* _Work instruction_: Copy the records below exactly, leaving out any pictures.

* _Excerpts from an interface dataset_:
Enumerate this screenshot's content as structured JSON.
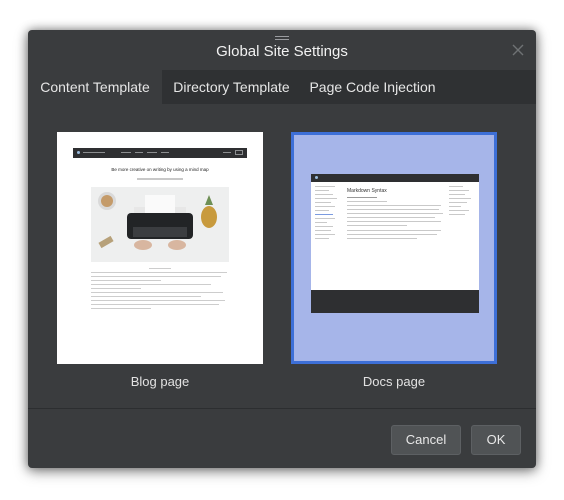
{
  "dialog": {
    "title": "Global Site Settings",
    "close_icon": "close-icon"
  },
  "tabs": [
    {
      "label": "Content Template",
      "active": true
    },
    {
      "label": "Directory Template",
      "active": false
    },
    {
      "label": "Page Code Injection",
      "active": false
    }
  ],
  "templates": [
    {
      "label": "Blog page",
      "selected": false,
      "preview_title": "Be more creative on writing by using a mind map"
    },
    {
      "label": "Docs page",
      "selected": true,
      "preview_heading": "Markdown Syntax"
    }
  ],
  "buttons": {
    "cancel": "Cancel",
    "ok": "OK"
  },
  "colors": {
    "dialog_bg": "#3a3c3e",
    "tab_bar_bg": "#2f3133",
    "selected_border": "#3d6fd7",
    "selected_fill": "#a6b5e9"
  }
}
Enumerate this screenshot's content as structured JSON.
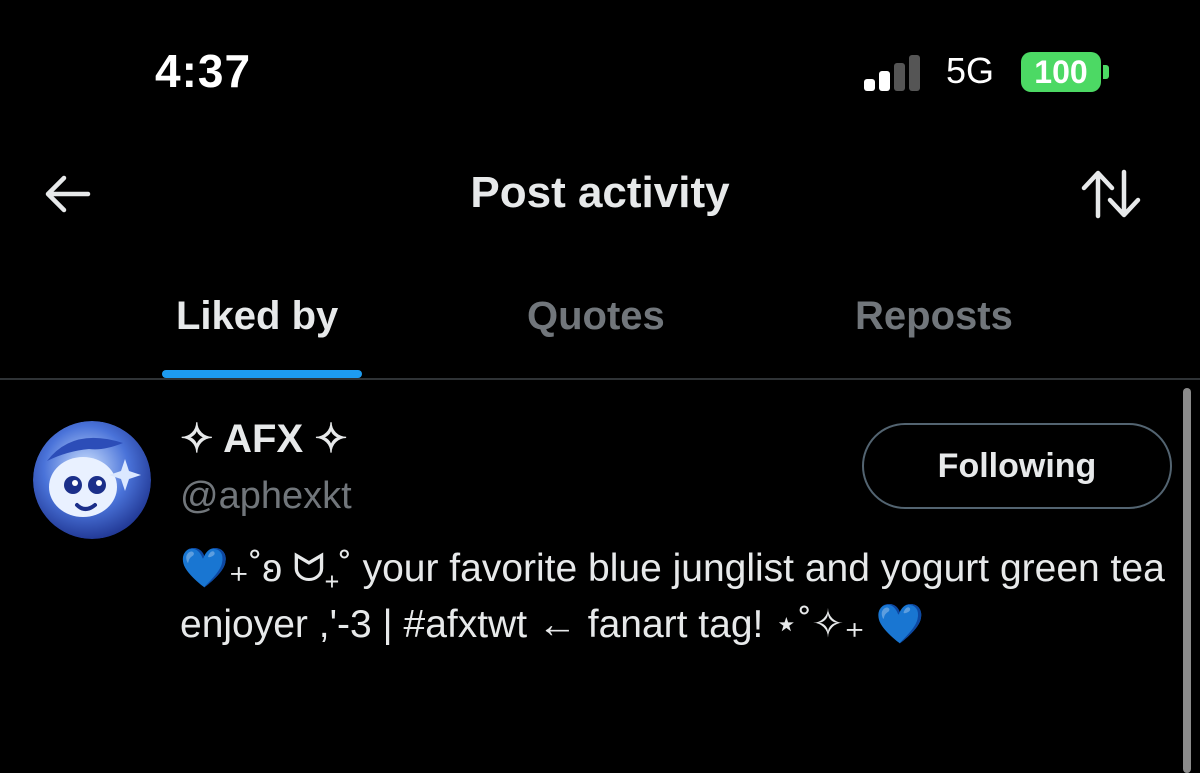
{
  "status_bar": {
    "time": "4:37",
    "network": "5G",
    "battery": "100",
    "battery_color": "#4cd964"
  },
  "header": {
    "title": "Post activity",
    "back_icon": "arrow-left-icon",
    "sort_icon": "sort-arrows-icon"
  },
  "tabs": [
    {
      "label": "Liked by",
      "active": true
    },
    {
      "label": "Quotes",
      "active": false
    },
    {
      "label": "Reposts",
      "active": false
    }
  ],
  "accent_color": "#1d9bf0",
  "user": {
    "display_name": "✧ AFX ✧",
    "handle": "@aphexkt",
    "follow_label": "Following",
    "bio": "💙₊˚ʚ ᗢ₊˚ your favorite blue junglist and yogurt green tea enjoyer ,'-3 | #afxtwt ← fanart tag! ⋆˚✧₊ 💙"
  }
}
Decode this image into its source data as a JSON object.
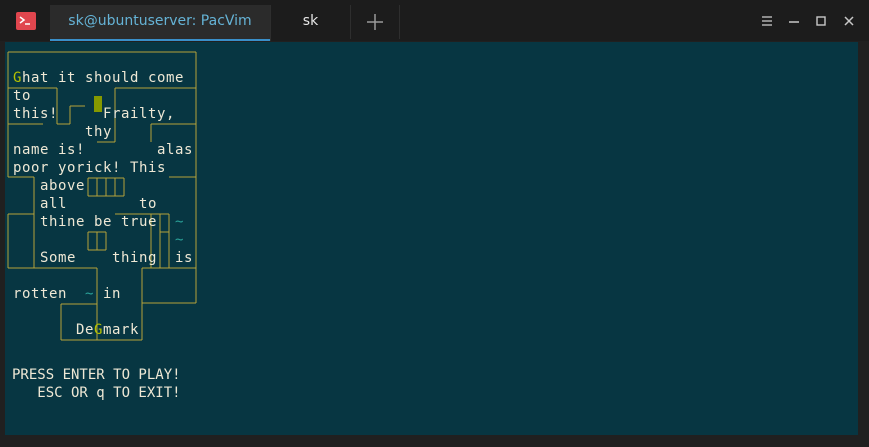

* _Answer area_:
Enumerate this screenshot's content as structured JSON.
{
  "dialog": {
    "title": "Global Site Settings",
    "close_icon": "close-icon"
  },
  "tabs": [
    {
      "label": "Content Template",
      "active": true
    },
    {
      "label": "Directory Template",
      "active": false
    },
    {
      "label": "Page Code Injection",
      "active": false
    }
  ],
  "templates": [
    {
      "label": "Blog page",
      "selected": false,
      "preview_title": "Be more creative on writing by using a mind map"
    },
    {
      "label": "Docs page",
      "selected": true,
      "preview_heading": "Markdown Syntax"
    }
  ],
  "buttons": {
    "cancel": "Cancel",
    "ok": "OK"
  },
  "colors": {
    "dialog_bg": "#3a3c3e",
    "tab_bar_bg": "#2f3133",
    "selected_border": "#3d6fd7",
    "selected_fill": "#a6b5e9"
  }
}
Enumerate this screenshot's content as structured JSON.
{
  "status_bar": {
    "time": "4:37",
    "network": "5G",
    "battery": "100",
    "battery_color": "#4cd964"
  },
  "header": {
    "title": "Post activity",
    "back_icon": "arrow-left-icon",
    "sort_icon": "sort-arrows-icon"
  },
  "tabs": [
    {
      "label": "Liked by",
      "active": true
    },
    {
      "label": "Quotes",
      "active": false
    },
    {
      "label": "Reposts",
      "active": false
    }
  ],
  "accent_color": "#1d9bf0",
  "user": {
    "display_name": "✧ AFX ✧",
    "handle": "@aphexkt",
    "follow_label": "Following",
    "bio": "💙₊˚ʚ ᗢ₊˚ your favorite blue junglist and yogurt green tea enjoyer ,'-3 | #afxtwt ← fanart tag! ⋆˚✧₊ 💙"
  }
}
Decode this image into its source data as a JSON object.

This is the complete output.